Some, such as his radiant baby motif, seemed to sum up the joy and optimism of Eighties New York. Yet others express a darker outlook. Haring’s negativity is perhaps best expressed in a work regarded as his final great painting, The Last Rainforest, which is being offered up for auction at Sotheby’s in London tomorrow, 28 June.
The painting currently belongs to the acclaimed photographer David LaChapelle, who, after decades working at the top of the fashion industry, relocated to a Hawaiian island in 2006. “I live in the rainforest in East Maui,” he explained to the auction house. “My home is an open space – there’s no glass, it’s all screen. So the painting is sitting in a dark living room most of the time, which is not the place for a masterpiece.”
Haring created the painting shortly before his death at the age of 31 on 16 February 1990. Here’s how the auction house describes the work’s genesis.
“After Haring was diagnosed with AIDS he asked Shafrazi, his long term gallerist, to get him 100 canvases. The nature of the grandiose parting project that he had planned is lost to history as only three were completed before he passed away: Brazil,Walking in the Rain, and most significantly, the present work.
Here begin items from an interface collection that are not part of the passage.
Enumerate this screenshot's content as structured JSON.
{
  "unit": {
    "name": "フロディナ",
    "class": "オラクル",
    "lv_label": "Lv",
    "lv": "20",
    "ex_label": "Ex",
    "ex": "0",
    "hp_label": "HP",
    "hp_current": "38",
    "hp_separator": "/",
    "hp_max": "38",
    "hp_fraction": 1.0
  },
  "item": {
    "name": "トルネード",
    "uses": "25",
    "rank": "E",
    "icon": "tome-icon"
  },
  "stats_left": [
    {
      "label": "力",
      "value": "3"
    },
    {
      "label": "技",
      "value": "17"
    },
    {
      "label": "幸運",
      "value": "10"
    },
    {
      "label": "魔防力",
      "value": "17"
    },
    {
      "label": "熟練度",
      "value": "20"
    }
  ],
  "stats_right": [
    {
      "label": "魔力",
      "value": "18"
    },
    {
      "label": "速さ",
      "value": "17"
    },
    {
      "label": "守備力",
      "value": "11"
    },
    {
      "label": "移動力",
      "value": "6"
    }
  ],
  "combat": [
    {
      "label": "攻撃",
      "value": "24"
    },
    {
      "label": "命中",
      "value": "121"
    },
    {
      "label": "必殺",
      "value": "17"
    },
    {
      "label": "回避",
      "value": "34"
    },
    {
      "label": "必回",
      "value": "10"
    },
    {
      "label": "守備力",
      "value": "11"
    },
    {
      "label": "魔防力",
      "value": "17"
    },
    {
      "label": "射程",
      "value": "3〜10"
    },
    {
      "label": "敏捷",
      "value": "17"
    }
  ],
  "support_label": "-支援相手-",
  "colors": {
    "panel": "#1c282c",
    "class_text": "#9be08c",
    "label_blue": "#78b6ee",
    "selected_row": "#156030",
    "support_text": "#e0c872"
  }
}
Of this trio, The Last Rainforest is by far the most engaging; so teeming is it with action and complex tessellation that it is almost overwhelming to the eye.”
This 182 by 243 cm canvas, was executed in 1989, and draws together themes of nuclear war, environmental collapse, the AIDS crisis - Haring was diagnosed with the disease in 1988 - and deathly barbarism into a masterfully hellish composition that the auction house likens to both Warhol and Pollock, as well as earlier artists such as Hieronymus Bosch.
Yet the work’s provenance adds an additional gloss to the work, since David LaChapelle was both a friend of Haring and Warhol.
LaChapelle tells the auction house that he was on fairly good terms with Haring, hung out with the artist, and fell in love with this painting more or less at first sight. “I thought it was prophetic,” he says. “I love the layers, and the density of it. I love the mystery of it. It was very much about the horrors of the world, but there is a definite prevailing optimism within the horror.”
While LaChapelle also likens the horror in the painting with Hieronymus Bosch’s Garden of Earthly Delights, he believes the painting is actually an optimistic work, as, Haring’s baby character- well hidden within this work, appears to be at peace.
“When you find the baby – which I think is the key to the whole painting – you realise that it’s sitting in the Lotus position,” says LaChapelle, “protected within the womb-like hollow of the tree, with rays coming out of his head. Here, it’s almost like he’s ended his journey. In Keith’s earlier paintings, at first, he was always crawling. Now, it is like the baby has reached his destination and is enlightened. So there is optimism within all of that horror.”
For greater insight into Keith Haring get Art & Queer Culture; for more on David LaChapelle get The Fashion Book; for more on Bosch get this book; and for greater advice about the auction world get Collecting Art for Love Money and More.